_Assignment_
Please return each of the entries below exactly as they appear.

Input for this task START

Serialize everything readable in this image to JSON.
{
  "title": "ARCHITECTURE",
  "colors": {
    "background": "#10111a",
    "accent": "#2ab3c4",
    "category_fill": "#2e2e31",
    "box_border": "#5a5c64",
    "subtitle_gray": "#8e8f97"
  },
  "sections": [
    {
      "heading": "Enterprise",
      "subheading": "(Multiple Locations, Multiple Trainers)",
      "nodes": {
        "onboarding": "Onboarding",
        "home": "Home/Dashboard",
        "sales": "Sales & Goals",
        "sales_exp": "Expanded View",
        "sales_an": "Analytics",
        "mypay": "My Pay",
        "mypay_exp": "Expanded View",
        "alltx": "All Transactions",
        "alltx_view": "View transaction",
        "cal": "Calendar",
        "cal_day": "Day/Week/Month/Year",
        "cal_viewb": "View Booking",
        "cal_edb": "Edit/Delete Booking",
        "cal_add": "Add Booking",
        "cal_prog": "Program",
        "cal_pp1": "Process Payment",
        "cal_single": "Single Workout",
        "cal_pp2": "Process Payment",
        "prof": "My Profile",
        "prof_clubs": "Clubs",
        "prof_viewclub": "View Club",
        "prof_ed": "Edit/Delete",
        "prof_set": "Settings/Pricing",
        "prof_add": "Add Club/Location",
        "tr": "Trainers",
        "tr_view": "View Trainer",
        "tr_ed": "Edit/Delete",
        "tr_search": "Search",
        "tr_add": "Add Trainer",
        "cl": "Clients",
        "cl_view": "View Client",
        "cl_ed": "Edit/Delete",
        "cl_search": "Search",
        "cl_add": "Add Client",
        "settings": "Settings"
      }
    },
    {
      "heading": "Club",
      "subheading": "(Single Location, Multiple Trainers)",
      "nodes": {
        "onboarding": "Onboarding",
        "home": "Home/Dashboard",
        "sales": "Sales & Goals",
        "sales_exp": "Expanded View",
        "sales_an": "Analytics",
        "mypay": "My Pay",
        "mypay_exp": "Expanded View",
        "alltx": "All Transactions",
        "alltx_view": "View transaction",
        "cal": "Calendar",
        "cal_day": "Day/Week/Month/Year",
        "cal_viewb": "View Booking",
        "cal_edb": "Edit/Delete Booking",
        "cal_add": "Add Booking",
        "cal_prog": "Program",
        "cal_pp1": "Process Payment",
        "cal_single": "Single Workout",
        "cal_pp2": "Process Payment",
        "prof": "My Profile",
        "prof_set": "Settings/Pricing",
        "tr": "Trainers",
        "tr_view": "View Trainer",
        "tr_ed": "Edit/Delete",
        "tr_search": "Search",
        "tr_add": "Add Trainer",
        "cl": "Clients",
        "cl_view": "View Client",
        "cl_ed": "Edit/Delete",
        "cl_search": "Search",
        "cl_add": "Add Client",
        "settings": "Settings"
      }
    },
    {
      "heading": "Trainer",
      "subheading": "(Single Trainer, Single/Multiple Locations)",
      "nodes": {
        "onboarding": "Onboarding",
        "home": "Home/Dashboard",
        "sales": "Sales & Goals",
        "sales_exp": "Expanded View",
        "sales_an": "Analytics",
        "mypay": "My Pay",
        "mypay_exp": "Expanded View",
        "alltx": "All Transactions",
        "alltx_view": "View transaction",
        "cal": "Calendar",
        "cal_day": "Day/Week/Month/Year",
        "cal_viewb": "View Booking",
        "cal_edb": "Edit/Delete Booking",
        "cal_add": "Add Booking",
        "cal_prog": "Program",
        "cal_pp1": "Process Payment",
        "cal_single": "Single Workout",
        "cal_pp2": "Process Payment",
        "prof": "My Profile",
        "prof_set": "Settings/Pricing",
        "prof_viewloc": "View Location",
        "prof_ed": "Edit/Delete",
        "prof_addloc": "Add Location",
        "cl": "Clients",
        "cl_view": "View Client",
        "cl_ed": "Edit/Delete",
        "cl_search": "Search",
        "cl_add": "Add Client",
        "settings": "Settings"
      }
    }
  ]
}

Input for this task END

_Exercise solution_
Serialize everything readable in this image to JSON.
{
  "title": "ARCHITECTURE",
  "colors": {
    "background": "#10111a",
    "accent": "#2ab3c4",
    "category_fill": "#2e2e31",
    "box_border": "#5a5c64",
    "subtitle_gray": "#8e8f97"
  },
  "sections": [
    {
      "heading": "Enterprise",
      "subheading": "(Multiple Locations, Multiple Trainers)",
      "nodes": {
        "onboarding": "Onboarding",
        "home": "Home/Dashboard",
        "sales": "Sales & Goals",
        "sales_exp": "Expanded View",
        "sales_an": "Analytics",
        "mypay": "My Pay",
        "mypay_exp": "Expanded View",
        "alltx": "All Transactions",
        "alltx_view": "View transaction",
        "cal": "Calendar",
        "cal_day": "Day/Week/Month/Year",
        "cal_viewb": "View Booking",
        "cal_edb": "Edit/Delete Booking",
        "cal_add": "Add Booking",
        "cal_prog": "Program",
        "cal_pp1": "Process Payment",
        "cal_single": "Single Workout",
        "cal_pp2": "Process Payment",
        "prof": "My Profile",
        "prof_clubs": "Clubs",
        "prof_viewclub": "View Club",
        "prof_ed": "Edit/Delete",
        "prof_set": "Settings/Pricing",
        "prof_add": "Add Club/Location",
        "tr": "Trainers",
        "tr_view": "View Trainer",
        "tr_ed": "Edit/Delete",
        "tr_search": "Search",
        "tr_add": "Add Trainer",
        "cl": "Clients",
        "cl_view": "View Client",
        "cl_ed": "Edit/Delete",
        "cl_search": "Search",
        "cl_add": "Add Client",
        "settings": "Settings"
      }
    },
    {
      "heading": "Club",
      "subheading": "(Single Location, Multiple Trainers)",
      "nodes": {
        "onboarding": "Onboarding",
        "home": "Home/Dashboard",
        "sales": "Sales & Goals",
        "sales_exp": "Expanded View",
        "sales_an": "Analytics",
        "mypay": "My Pay",
        "mypay_exp": "Expanded View",
        "alltx": "All Transactions",
        "alltx_view": "View transaction",
        "cal": "Calendar",
        "cal_day": "Day/Week/Month/Year",
        "cal_viewb": "View Booking",
        "cal_edb": "Edit/Delete Booking",
        "cal_add": "Add Booking",
        "cal_prog": "Program",
        "cal_pp1": "Process Payment",
        "cal_single": "Single Workout",
        "cal_pp2": "Process Payment",
        "prof": "My Profile",
        "prof_set": "Settings/Pricing",
        "tr": "Trainers",
        "tr_view": "View Trainer",
        "tr_ed": "Edit/Delete",
        "tr_search": "Search",
        "tr_add": "Add Trainer",
        "cl": "Clients",
        "cl_view": "View Client",
        "cl_ed": "Edit/Delete",
        "cl_search": "Search",
        "cl_add": "Add Client",
        "settings": "Settings"
      }
    },
    {
      "heading": "Trainer",
      "subheading": "(Single Trainer, Single/Multiple Locations)",
      "nodes": {
        "onboarding": "Onboarding",
        "home": "Home/Dashboard",
        "sales": "Sales & Goals",
        "sales_exp": "Expanded View",
        "sales_an": "Analytics",
        "mypay": "My Pay",
        "mypay_exp": "Expanded View",
        "alltx": "All Transactions",
        "alltx_view": "View transaction",
        "cal": "Calendar",
        "cal_day": "Day/Week/Month/Year",
        "cal_viewb": "View Booking",
        "cal_edb": "Edit/Delete Booking",
        "cal_add": "Add Booking",
        "cal_prog": "Program",
        "cal_pp1": "Process Payment",
        "cal_single": "Single Workout",
        "cal_pp2": "Process Payment",
        "prof": "My Profile",
        "prof_set": "Settings/Pricing",
        "prof_viewloc": "View Location",
        "prof_ed": "Edit/Delete",
        "prof_addloc": "Add Location",
        "cl": "Clients",
        "cl_view": "View Client",
        "cl_ed": "Edit/Delete",
        "cl_search": "Search",
        "cl_add": "Add Client",
        "settings": "Settings"
      }
    }
  ]
}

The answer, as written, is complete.